# Problem
Copy each line of the data beneath in which the word "title" appears.

# Data shown
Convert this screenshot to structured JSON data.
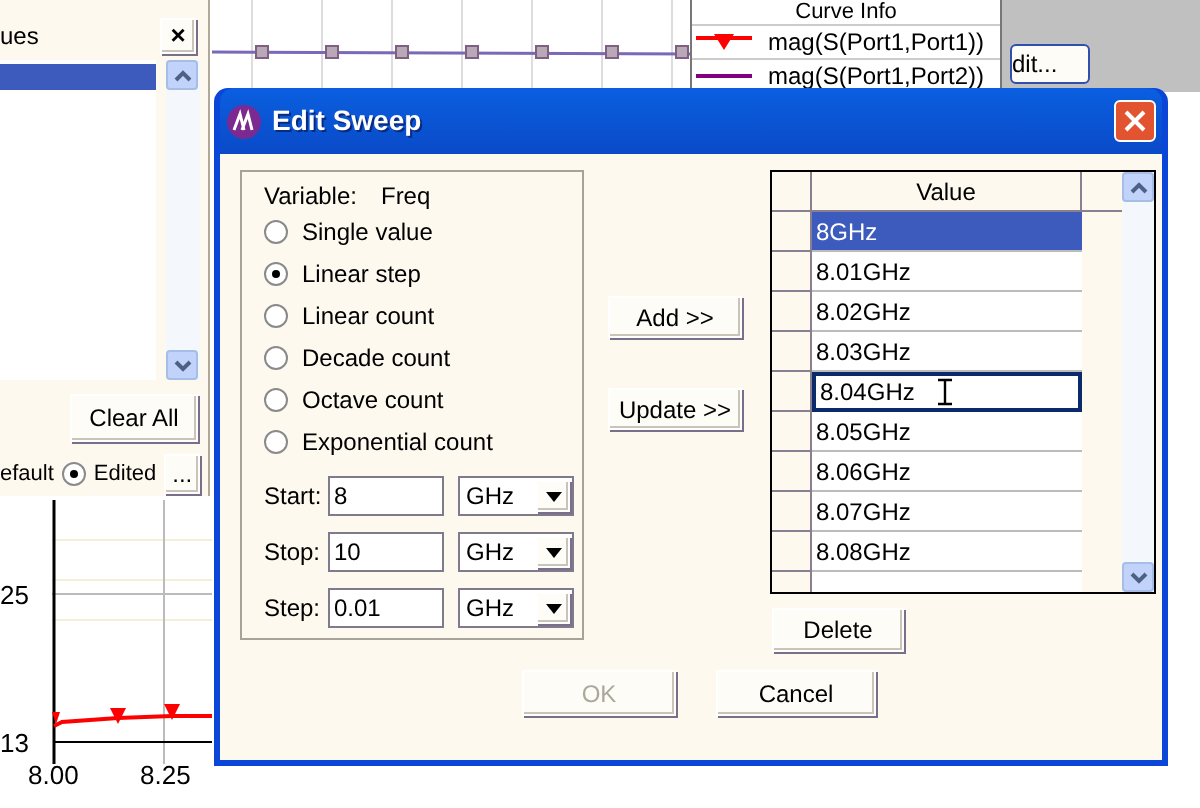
{
  "left_panel": {
    "title": "ues",
    "close": "×",
    "list": [
      {
        "selected": true
      }
    ],
    "clear_button": "Clear All",
    "cut_label": "efault",
    "radios": [
      {
        "label": "Edited",
        "selected": true
      }
    ],
    "more_button": "..."
  },
  "curve_info": {
    "title": "Curve Info",
    "curves": [
      {
        "name": "mag(S(Port1,Port1))",
        "color": "#ff0000",
        "kind": "marker"
      },
      {
        "name": "mag(S(Port1,Port2))",
        "color": "#800080",
        "kind": "line"
      }
    ]
  },
  "edit_button": "dit...",
  "bottom_plot": {
    "y_ticks": [
      "25",
      "13"
    ],
    "x_ticks": [
      "8.00",
      "8.25"
    ]
  },
  "dialog": {
    "title": "Edit Sweep",
    "variable_label": "Variable:",
    "variable_value": "Freq",
    "sweep_types": [
      {
        "label": "Single value",
        "selected": false
      },
      {
        "label": "Linear step",
        "selected": true
      },
      {
        "label": "Linear count",
        "selected": false
      },
      {
        "label": "Decade count",
        "selected": false
      },
      {
        "label": "Octave count",
        "selected": false
      },
      {
        "label": "Exponential count",
        "selected": false
      }
    ],
    "fields": [
      {
        "label": "Start:",
        "value": "8",
        "unit": "GHz"
      },
      {
        "label": "Stop:",
        "value": "10",
        "unit": "GHz"
      },
      {
        "label": "Step:",
        "value": "0.01",
        "unit": "GHz"
      }
    ],
    "add_button": "Add >>",
    "update_button": "Update >>",
    "grid": {
      "column": "Value",
      "rows": [
        {
          "value": "8GHz",
          "selected": true,
          "editing": false
        },
        {
          "value": "8.01GHz",
          "selected": false,
          "editing": false
        },
        {
          "value": "8.02GHz",
          "selected": false,
          "editing": false
        },
        {
          "value": "8.03GHz",
          "selected": false,
          "editing": false
        },
        {
          "value": "8.04GHz",
          "selected": false,
          "editing": true
        },
        {
          "value": "8.05GHz",
          "selected": false,
          "editing": false
        },
        {
          "value": "8.06GHz",
          "selected": false,
          "editing": false
        },
        {
          "value": "8.07GHz",
          "selected": false,
          "editing": false
        },
        {
          "value": "8.08GHz",
          "selected": false,
          "editing": false
        }
      ]
    },
    "delete_button": "Delete",
    "ok_button": {
      "label": "OK",
      "disabled": true
    },
    "cancel_button": "Cancel"
  }
}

# Solution
    "title": "ues",
    "title": "Curve Info",
    "title": "Edit Sweep",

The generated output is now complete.